LA offensive coordinator Joe Lombardi asked Herbert to step up the tempo, baffling a Chiefs defense that couldn’t line up before the snap. As the Chiefs continued to stumble on offense, Herbert played a clean game, taking whatever was presented to him without forcing the problem. It was a mature performance of a quarterback who quickly evolves from a fun player doing “wow” throws to a winner who jumps on my cape… who makes “wow” throws.
The Chargers’ victory drops the Chiefs to 1-2 this season, which makes the race for the AFC West very interesting.
ESPN also reported that Chiefs coach Andy Reid was taken to hospital as a precaution after feeling unwell. Hopefully a good coach – and one of the best people in the league – recovers well.
Statistics of the week
Bears on average 1.1 yards per play against the Browns, the second weakest of any team in a game this century.
It’s hard to imagine how Justin Fields’ first start as the Bears quarterback could have been worse. There are a number of miserable stats to choose from from the Bears’ 26-6 loss to the Browns:
– Fields has been sacked nine times.
– The fields made only six passes.
– Fields was pressured on 55% of his losses.
– The Bears ended the game with a (!) Yard pass, the lowest total for a team since 2009.
–The last time a Browns defense held a team 47 attacking yards, they were playing against the New York Yankees of the All-American Football Conference. The year was 1946.
However, a small part of the blame should fall at Fields’ feet. His offensive line was totally ill-equipped to deal with one of the best pass-rush units in the league. While his trainer, Matt Nagy, has continued to deploy the same uninspired drivel he’s inflicted on the franchise since the 2018 season.
Elsewhere in the league
– The Bills beat Washington 43-21 to go 2-1 this season. Josh Allen and the Bills offense have now registered 78 points and 10 TDs in the past two weeks against two of the league’s strongest defenses. After a week of inexplicable loss to the Steelers, the Bills now look like an honest juggernaut. Allen plays at the MVP level. The defense is fiery. Division: child’s play. With the Chiefs’ shaky start to the season, the Bills should be the favorites to clinch home ground advantage in the AFC throughout the playoffs.
– Aaron Rodgers had 37 seconds left to get the Packers out of a 28-27 hole against the 49ers in Sunday Night Football. You’ve seen this one before: He led them onto the field and Mason Crosby did the rest, converting a 54-yard field goal to give Green Bay one final victory. Rodgers threw two touchdowns and no interceptions – this clunker he played in week one looks more and more like an anomaly than a trend.
– It’s only the third week, but we already have the impression that the AFC South is the Titans to lose. Tennessee beat Indianapolis 26-16 to put the Colts in a 0-3 hole. Add to that: The Titans will face the Jets and Jaguars over the next two weeks. Considering the dysfunction in Houston, the rebuilding in Jacksonville and the mountain of injuries in Indianapolis, the Titans have as clear a path as anyone to a division title.

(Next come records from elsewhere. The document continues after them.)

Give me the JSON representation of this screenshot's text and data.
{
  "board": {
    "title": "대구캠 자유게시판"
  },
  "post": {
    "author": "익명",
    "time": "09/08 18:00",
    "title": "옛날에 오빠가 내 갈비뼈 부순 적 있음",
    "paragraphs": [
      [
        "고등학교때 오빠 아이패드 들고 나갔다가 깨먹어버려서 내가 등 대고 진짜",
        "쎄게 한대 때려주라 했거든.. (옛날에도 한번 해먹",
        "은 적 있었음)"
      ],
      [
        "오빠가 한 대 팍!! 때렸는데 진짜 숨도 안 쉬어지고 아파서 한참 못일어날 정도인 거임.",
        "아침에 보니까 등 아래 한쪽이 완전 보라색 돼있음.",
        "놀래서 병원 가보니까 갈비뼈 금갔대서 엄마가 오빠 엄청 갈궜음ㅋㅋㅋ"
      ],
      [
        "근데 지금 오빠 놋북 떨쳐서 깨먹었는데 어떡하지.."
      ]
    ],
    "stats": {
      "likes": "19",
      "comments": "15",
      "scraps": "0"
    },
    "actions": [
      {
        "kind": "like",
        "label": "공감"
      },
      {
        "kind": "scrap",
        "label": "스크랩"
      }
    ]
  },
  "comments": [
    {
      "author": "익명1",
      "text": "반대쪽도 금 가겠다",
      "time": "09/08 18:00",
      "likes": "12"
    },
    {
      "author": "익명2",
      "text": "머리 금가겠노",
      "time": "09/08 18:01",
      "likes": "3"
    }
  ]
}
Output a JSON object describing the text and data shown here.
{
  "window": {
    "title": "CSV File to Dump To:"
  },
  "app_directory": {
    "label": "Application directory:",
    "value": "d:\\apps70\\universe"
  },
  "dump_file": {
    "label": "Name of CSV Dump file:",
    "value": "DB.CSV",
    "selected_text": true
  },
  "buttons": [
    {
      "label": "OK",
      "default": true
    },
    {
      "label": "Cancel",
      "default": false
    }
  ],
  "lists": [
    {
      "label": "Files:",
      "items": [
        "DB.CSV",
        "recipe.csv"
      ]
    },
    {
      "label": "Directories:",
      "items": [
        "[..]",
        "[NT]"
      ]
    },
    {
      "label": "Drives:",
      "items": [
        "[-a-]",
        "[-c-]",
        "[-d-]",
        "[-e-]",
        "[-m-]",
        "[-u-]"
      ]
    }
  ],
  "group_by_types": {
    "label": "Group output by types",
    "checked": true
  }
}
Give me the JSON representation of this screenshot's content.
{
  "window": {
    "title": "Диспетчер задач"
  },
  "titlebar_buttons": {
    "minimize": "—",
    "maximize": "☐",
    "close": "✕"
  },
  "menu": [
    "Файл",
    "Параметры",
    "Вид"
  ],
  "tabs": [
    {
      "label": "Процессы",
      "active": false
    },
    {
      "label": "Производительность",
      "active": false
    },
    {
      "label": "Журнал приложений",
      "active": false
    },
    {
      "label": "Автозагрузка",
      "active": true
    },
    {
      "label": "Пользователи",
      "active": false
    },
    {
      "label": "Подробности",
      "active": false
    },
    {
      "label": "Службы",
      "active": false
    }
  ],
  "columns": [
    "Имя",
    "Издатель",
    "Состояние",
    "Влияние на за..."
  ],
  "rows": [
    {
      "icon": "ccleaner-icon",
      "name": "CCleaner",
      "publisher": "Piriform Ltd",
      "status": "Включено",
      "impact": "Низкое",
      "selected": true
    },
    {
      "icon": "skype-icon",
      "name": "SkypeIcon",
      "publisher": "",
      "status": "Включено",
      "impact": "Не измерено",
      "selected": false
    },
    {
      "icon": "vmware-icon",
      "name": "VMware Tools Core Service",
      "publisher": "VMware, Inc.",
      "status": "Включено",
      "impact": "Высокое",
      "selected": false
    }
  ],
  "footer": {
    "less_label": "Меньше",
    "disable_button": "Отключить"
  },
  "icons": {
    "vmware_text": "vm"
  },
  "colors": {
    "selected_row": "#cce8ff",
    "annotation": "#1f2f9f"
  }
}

– Kirk Cousins plays as well as any quarterback in the league. In three weeks, he threw for just under 1,000 yards, eight touchdowns and no interceptions. After two brutal losses, Cousins led the Vikings to a 30-17 victory over the Seahawks. Going into the season, it was only fair to question Cousins’ long-term status with this team. But so far, it’s the Minnesota defense that has held the team back.
— New season. New diet. New quarterback. Same Jets. It doesn’t get any more difficult for a rookie quarterback than facing Bill Belichick and Vic Fangio in straight weeks. Still: the Jets’ 26-0 loss to the Broncos made wince. All pre-season optimism has already faded.